The Oscars are coming Sunday and as you look around the web, you can see that all the pundits are getting their final predictions in just under the buzzer. What's fascinating to me is how, really, everyone seems to mostly agree. The degrees of fluctuation in those who might disagree on this or that category is minimal. And where some might diverge in one category or another, there are certainly others there to back them up.

Basically, no one is way out on any limbs alone and we're all more or less expecting the same range of activity. That means we're all, of course, WRONG — at least somewhere. So what will the surprises be? That's the question I keep hearing, even from publicists and strategists who have their ear closer to the ground than us lowly pundits.

Well, it just so happens there are a couple of places worthy of taking a big risk in your predictions that could just pan out. You never can tell — no one predicted a tie for Best Sound Editing last year, obviously — but you can sense things lurking. The last out-and-out shock I had watching the race was "The Girl with the Dragon Tattoo" winning Best Film Editing a few years back, which could be owed to respect for the film and a desire to spread some love its way, or could just as easily have been a case of the top two Best Picture players cannibalizing each others' votes in the category.

This, for lack of a better term, is the logic. And if you can tap into it, you're less a smarty pants than a lucky bastard. So here are a few areas that could make you look like both in your Oscar pools, if you're feeling frisky.

"Nebraska" for Best Supporting Actress or Best Original Screenplay
Everyone seems tied up over the Best Supporting Actress race. Will it be SAG winner and lovely new starlet Lupita Nyong'o? Or will it be Jennifer Lawrence hitting the stage for a second time in as many years (and hopefully without tripping up the stairs this time around)? Frankly, it could be "Nebraska" star June Squibb who gets the last laugh. Just anecdotally, she's getting plenty of votes. She's really the only other viable contender in the race, so there's not a huge dilution of votes across the spread. If Nyong'o and Lawrence are indeed cannibalizing each other, Squibb — who is a delight and worked it in Los Angeles, plus had that great bit on "Jimmy Kimmel Live" as voting drew to a close — would be the beneficiary. Meanwhile, there's a lot of love for the film in general. While everyone is trying to decide between "American Hustle" and "Her" for Best Original Screenplay, it could just be Bob Nelson's name called Sunday night, bringing the long journey of his very personal project to a rousing close. These are the two easiest places for voters to honor the movie.

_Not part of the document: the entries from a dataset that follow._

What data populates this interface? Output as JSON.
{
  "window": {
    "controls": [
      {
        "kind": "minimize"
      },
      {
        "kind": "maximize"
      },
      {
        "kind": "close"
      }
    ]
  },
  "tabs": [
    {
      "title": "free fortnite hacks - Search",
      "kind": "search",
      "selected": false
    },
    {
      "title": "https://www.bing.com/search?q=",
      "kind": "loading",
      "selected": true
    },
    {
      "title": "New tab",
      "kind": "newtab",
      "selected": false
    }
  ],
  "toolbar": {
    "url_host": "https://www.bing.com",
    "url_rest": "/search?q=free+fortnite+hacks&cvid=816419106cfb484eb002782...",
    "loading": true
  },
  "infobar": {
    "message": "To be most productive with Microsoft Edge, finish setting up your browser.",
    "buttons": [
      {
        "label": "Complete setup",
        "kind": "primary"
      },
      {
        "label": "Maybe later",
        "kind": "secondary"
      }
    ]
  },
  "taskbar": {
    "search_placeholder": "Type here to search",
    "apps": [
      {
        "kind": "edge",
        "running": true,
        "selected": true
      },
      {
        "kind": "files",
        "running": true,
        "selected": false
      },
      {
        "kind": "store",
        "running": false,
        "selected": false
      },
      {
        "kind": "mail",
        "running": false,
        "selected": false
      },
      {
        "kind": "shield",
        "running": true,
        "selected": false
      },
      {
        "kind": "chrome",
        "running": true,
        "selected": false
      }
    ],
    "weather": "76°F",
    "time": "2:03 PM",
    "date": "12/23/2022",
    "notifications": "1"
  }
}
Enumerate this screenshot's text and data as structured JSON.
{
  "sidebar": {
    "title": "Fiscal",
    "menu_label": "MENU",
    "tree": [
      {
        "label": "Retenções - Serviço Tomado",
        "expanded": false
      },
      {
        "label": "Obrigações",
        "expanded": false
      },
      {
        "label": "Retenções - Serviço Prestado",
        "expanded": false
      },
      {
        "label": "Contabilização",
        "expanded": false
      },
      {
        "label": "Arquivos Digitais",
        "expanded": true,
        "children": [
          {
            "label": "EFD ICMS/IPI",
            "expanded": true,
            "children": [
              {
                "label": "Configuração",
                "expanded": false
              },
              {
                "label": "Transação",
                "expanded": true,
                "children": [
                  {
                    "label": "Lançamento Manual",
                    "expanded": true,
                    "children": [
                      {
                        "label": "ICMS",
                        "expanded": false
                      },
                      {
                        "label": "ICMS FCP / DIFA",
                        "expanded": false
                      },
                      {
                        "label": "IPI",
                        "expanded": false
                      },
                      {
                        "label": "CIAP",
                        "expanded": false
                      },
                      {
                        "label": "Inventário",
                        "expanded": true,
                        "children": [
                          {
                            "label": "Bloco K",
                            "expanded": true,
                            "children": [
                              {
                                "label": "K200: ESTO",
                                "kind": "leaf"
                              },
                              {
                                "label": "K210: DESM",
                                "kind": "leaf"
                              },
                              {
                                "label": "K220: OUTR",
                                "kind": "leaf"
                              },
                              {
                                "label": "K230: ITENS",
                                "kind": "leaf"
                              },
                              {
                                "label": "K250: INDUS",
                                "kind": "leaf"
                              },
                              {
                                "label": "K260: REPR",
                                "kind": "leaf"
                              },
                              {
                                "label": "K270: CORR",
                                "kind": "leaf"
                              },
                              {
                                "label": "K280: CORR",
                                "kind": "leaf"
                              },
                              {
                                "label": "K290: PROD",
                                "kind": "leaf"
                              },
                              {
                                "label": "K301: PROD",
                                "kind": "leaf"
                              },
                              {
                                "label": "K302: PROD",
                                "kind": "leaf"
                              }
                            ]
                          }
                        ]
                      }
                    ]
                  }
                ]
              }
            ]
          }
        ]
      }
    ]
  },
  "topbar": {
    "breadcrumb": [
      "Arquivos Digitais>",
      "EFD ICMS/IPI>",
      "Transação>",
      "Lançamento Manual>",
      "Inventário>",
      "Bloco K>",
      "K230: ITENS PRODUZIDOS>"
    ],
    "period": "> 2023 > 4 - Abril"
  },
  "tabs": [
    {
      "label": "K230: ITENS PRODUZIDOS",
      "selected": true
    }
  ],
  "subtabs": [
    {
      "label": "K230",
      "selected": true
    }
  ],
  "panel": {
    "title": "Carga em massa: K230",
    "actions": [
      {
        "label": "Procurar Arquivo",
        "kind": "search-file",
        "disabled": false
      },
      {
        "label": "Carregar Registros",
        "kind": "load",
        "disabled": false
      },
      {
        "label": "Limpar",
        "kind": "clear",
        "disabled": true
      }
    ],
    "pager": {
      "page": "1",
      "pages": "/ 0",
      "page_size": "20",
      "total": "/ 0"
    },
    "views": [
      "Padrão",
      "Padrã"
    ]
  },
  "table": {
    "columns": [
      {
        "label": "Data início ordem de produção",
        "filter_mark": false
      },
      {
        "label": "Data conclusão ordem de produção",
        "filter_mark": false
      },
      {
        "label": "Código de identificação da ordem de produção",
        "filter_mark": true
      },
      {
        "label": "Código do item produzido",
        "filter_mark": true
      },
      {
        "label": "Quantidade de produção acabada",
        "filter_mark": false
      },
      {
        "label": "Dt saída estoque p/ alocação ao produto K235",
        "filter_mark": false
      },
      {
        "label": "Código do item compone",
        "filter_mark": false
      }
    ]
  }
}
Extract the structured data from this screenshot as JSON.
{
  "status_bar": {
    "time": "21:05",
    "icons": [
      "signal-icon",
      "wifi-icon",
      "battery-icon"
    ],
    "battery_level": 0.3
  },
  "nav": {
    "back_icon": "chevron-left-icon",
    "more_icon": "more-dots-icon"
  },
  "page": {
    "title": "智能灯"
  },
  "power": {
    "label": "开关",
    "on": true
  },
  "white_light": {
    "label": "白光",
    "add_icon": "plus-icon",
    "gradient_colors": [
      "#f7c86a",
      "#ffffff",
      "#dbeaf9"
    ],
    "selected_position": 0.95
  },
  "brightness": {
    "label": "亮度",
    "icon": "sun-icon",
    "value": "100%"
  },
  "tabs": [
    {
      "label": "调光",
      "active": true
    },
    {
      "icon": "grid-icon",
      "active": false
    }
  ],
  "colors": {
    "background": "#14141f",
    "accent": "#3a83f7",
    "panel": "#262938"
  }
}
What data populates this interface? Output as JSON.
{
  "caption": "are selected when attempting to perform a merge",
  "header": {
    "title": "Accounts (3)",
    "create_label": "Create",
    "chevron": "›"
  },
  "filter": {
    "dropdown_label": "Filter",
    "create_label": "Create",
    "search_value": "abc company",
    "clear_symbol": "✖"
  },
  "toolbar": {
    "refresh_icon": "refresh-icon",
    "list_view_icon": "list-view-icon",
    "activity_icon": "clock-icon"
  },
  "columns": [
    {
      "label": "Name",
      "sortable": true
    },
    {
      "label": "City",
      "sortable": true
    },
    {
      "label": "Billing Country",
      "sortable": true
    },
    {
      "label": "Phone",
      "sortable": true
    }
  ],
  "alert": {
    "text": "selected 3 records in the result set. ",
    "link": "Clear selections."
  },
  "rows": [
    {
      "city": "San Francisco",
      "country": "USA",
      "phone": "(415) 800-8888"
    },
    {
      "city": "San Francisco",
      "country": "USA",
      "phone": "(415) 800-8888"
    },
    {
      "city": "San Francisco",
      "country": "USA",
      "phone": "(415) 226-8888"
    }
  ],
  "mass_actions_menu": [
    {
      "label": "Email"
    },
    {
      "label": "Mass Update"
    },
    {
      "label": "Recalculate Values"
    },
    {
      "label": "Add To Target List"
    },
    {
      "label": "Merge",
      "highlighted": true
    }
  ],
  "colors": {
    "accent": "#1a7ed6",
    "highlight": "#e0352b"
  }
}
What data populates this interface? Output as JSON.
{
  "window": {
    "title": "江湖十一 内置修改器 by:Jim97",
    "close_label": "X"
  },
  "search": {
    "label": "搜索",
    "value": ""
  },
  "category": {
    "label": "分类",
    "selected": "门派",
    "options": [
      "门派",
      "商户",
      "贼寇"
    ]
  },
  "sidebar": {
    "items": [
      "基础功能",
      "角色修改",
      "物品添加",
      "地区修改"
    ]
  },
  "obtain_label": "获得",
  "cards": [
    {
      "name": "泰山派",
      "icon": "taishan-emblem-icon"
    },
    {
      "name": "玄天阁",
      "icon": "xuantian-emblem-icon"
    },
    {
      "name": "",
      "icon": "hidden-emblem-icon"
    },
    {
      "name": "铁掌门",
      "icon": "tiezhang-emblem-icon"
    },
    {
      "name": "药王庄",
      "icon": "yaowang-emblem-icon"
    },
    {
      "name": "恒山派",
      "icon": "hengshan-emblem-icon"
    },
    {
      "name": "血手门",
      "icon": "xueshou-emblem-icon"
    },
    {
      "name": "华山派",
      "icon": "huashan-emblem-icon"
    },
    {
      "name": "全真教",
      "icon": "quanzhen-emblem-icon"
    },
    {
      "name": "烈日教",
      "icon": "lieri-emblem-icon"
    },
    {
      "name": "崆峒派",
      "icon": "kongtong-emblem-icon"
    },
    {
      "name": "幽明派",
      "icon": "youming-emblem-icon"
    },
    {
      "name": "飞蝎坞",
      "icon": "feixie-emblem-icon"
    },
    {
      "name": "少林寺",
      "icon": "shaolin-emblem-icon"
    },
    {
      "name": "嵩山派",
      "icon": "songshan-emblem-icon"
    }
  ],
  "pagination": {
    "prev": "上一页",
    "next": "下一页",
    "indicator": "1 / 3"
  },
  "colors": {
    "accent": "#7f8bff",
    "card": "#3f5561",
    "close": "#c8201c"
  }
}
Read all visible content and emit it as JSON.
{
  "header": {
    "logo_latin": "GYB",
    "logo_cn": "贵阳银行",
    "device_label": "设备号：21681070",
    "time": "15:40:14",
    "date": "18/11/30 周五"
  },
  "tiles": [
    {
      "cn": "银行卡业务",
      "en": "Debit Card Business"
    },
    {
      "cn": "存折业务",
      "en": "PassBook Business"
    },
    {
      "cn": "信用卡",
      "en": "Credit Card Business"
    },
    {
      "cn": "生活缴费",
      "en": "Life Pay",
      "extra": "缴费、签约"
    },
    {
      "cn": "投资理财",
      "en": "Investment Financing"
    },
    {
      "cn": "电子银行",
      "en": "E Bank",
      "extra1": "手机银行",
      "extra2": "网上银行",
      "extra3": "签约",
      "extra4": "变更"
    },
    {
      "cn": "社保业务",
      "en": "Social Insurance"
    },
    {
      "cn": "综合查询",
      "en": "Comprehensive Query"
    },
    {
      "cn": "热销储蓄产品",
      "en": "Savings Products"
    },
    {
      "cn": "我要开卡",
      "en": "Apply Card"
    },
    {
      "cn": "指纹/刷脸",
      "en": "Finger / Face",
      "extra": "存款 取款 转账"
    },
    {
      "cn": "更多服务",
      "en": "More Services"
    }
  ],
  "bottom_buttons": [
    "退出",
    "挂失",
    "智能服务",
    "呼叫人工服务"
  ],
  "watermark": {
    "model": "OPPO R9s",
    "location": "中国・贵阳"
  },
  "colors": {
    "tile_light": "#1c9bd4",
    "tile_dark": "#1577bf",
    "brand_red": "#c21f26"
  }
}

"Philomena" for Best Adapted Screenplay or Best Original Score
It feels a little strange to imagine a film with as passionate a fan base as "Philomena" walking away empty-handed. Most are going with "12 Years a Slave" for Best Adapted Screenplay, and that makes the most sense, but (the admittedly quite British) "Philomena" won that prize at the BAFTA Awards and started its whole journey with a screenplay win at the Venice Film Festival. Plus, Steve Coogan has been hitting the campaign trail hard. Meanwhile, in Best Original Score, there is an opportunity for voters to spread the love a bit and stretch out of any kind of straight ticket scenario. "Saving Mr. Banks" could even be in a position to win there (as where else are the film's fans going to show their love for it?), but Alexandre Desplat — who will hit the Dolby Theatre stage one of these days — could be a viable option for those looking to give the film something amid all those below the line votes for "Gravity."

Kristopher Tapley has covered the film awards landscape for over a decade. He founded In Contention in 2005. His work has also appeared in The New York Times, The Times of London and Variety. He begs you not to take any of this too seriously.